*What you need to do*. Copy each line of the records below that has "company" in it.

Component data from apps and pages
- - - - -
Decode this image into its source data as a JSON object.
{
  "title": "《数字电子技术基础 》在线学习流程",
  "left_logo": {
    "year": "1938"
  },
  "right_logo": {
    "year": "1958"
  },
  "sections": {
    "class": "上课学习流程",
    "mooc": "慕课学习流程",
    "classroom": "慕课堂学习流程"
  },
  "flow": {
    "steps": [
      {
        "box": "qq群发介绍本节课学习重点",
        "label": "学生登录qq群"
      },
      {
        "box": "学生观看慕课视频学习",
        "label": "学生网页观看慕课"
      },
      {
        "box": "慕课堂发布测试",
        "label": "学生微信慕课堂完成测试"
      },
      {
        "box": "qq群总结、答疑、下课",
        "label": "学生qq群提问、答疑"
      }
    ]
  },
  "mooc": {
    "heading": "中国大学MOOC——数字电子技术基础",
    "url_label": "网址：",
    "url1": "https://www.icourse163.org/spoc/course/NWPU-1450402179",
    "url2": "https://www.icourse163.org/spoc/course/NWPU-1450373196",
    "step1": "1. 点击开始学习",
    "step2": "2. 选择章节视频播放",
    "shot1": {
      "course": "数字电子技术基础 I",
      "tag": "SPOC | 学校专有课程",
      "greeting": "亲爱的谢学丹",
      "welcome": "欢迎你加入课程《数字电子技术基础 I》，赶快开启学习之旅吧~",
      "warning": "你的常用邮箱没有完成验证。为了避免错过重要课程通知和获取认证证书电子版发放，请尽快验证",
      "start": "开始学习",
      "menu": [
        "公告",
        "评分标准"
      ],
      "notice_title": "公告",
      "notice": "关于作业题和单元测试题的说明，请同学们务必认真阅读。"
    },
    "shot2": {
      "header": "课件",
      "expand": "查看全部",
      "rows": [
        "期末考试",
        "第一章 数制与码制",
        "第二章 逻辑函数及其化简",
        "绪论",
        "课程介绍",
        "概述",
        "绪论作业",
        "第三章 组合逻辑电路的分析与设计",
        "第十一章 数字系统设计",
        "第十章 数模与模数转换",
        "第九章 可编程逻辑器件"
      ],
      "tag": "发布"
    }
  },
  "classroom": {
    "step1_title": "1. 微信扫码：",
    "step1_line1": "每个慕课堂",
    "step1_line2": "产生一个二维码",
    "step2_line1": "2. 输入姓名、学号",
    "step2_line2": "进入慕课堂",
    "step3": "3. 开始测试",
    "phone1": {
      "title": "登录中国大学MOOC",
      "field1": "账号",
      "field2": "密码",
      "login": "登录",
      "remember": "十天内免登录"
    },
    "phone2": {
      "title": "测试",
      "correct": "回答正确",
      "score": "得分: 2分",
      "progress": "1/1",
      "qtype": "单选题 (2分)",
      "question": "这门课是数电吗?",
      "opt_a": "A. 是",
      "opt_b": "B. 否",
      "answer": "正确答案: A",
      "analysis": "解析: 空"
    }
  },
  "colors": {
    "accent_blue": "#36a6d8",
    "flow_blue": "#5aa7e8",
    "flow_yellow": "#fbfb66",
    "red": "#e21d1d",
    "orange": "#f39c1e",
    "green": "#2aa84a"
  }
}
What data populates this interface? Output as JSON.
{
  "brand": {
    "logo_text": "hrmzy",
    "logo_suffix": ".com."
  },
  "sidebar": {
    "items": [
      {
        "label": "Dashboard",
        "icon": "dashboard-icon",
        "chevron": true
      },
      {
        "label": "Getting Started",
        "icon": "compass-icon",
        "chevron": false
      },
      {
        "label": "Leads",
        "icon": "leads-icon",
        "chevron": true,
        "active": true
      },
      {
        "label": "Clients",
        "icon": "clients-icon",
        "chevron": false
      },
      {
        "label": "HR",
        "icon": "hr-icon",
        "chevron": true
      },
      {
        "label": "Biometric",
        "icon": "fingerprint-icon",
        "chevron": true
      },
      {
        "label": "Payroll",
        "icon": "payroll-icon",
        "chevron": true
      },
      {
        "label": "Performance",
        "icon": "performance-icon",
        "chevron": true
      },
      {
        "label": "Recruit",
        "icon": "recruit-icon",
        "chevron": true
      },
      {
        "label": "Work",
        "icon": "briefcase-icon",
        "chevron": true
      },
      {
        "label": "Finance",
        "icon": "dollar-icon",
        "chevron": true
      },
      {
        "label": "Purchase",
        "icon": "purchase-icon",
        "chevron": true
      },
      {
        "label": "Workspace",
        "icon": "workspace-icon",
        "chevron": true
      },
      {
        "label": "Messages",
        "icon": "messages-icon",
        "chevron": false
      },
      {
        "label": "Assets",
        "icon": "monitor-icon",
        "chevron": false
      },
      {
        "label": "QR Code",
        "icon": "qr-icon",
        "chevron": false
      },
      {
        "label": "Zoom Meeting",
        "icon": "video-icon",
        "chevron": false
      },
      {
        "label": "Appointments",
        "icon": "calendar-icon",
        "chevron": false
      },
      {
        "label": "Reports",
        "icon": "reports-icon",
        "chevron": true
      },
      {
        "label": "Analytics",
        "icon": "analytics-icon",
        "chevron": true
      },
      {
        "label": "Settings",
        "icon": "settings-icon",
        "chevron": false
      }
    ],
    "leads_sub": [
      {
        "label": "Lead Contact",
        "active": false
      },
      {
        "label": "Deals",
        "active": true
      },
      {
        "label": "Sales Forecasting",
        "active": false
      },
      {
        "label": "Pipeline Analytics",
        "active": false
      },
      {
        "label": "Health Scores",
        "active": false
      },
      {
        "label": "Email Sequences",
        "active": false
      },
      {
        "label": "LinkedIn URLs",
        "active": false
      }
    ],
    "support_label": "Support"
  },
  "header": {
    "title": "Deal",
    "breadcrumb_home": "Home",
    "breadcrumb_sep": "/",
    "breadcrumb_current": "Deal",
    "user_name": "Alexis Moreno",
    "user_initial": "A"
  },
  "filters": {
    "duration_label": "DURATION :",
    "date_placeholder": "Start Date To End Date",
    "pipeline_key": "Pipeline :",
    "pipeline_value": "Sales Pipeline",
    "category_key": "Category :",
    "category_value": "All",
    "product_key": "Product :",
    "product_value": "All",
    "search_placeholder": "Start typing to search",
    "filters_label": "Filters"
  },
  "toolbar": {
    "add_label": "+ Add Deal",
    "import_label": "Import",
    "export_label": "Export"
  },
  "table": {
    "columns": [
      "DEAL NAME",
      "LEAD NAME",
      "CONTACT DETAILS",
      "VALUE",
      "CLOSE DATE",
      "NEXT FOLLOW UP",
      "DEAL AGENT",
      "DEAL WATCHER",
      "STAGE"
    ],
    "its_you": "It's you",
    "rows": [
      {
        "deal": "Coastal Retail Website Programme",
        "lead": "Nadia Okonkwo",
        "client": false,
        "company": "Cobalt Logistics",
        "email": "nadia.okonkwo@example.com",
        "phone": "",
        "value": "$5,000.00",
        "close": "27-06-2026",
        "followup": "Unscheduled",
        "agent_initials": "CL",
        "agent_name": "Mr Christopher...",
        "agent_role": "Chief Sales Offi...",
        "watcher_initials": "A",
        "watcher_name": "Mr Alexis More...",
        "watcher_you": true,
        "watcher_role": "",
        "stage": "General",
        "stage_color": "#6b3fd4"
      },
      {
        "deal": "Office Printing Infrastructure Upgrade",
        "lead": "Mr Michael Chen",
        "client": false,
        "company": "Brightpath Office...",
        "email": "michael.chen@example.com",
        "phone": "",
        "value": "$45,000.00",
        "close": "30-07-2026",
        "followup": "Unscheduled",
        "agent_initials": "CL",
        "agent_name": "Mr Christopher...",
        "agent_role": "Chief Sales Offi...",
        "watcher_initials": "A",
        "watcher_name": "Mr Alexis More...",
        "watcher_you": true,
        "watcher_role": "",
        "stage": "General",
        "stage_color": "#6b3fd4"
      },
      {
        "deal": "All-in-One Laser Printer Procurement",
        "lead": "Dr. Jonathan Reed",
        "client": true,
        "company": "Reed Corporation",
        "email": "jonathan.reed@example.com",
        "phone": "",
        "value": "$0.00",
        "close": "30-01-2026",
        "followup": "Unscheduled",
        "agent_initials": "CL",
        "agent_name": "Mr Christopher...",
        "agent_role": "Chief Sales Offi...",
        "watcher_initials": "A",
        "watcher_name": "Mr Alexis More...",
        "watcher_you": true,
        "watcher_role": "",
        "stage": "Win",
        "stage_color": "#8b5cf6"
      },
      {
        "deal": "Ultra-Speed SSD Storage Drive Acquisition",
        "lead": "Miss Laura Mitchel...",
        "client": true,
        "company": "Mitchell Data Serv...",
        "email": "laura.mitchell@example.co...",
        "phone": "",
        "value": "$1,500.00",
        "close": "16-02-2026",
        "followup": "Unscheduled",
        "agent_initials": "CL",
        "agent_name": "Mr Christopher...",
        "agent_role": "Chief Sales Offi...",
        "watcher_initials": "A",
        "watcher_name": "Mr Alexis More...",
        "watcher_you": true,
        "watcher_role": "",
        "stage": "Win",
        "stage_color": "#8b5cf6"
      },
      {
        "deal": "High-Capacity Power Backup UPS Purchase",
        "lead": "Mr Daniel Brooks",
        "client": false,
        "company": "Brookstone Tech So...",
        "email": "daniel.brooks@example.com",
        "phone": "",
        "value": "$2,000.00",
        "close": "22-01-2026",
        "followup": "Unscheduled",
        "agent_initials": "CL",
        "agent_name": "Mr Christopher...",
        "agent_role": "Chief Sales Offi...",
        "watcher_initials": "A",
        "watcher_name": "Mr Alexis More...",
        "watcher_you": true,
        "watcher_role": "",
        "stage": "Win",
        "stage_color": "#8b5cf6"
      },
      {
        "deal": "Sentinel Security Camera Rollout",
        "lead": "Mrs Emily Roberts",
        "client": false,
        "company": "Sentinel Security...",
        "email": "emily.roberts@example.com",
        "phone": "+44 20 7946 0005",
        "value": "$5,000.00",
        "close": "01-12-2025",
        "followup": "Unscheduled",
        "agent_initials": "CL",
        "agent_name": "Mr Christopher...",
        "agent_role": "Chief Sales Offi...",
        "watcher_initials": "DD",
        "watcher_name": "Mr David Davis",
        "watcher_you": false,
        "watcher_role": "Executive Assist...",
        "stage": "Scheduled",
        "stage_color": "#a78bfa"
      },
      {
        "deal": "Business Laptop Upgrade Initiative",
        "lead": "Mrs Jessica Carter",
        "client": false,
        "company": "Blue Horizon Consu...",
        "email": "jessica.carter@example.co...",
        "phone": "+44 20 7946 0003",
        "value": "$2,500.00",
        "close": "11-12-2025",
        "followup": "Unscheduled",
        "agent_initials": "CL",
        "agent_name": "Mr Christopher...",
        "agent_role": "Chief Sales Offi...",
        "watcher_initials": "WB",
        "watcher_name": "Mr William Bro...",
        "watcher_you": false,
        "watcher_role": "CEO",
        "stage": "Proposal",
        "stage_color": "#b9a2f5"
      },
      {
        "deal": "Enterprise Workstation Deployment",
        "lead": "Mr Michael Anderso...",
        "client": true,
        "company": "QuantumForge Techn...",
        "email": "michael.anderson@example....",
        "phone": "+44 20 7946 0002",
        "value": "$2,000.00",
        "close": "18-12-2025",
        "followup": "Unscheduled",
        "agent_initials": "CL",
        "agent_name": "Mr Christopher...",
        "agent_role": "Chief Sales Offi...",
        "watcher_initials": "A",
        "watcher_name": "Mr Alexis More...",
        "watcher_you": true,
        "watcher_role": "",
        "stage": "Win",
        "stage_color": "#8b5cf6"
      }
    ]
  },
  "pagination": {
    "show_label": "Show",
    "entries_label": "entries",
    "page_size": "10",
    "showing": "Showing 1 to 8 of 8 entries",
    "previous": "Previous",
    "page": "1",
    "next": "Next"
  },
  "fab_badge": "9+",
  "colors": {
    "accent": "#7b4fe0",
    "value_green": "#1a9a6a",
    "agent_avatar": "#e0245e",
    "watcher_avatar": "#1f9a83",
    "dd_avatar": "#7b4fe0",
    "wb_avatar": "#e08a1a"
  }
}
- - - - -
*Solution to this exercise*.
        "company": "Cobalt Logistics",
        "company": "Brightpath Office...",
        "company": "Reed Corporation",
        "company": "Mitchell Data Serv...",
        "company": "Brookstone Tech So...",
        "company": "Sentinel Security...",
        "company": "Blue Horizon Consu...",
        "company": "QuantumForge Techn...",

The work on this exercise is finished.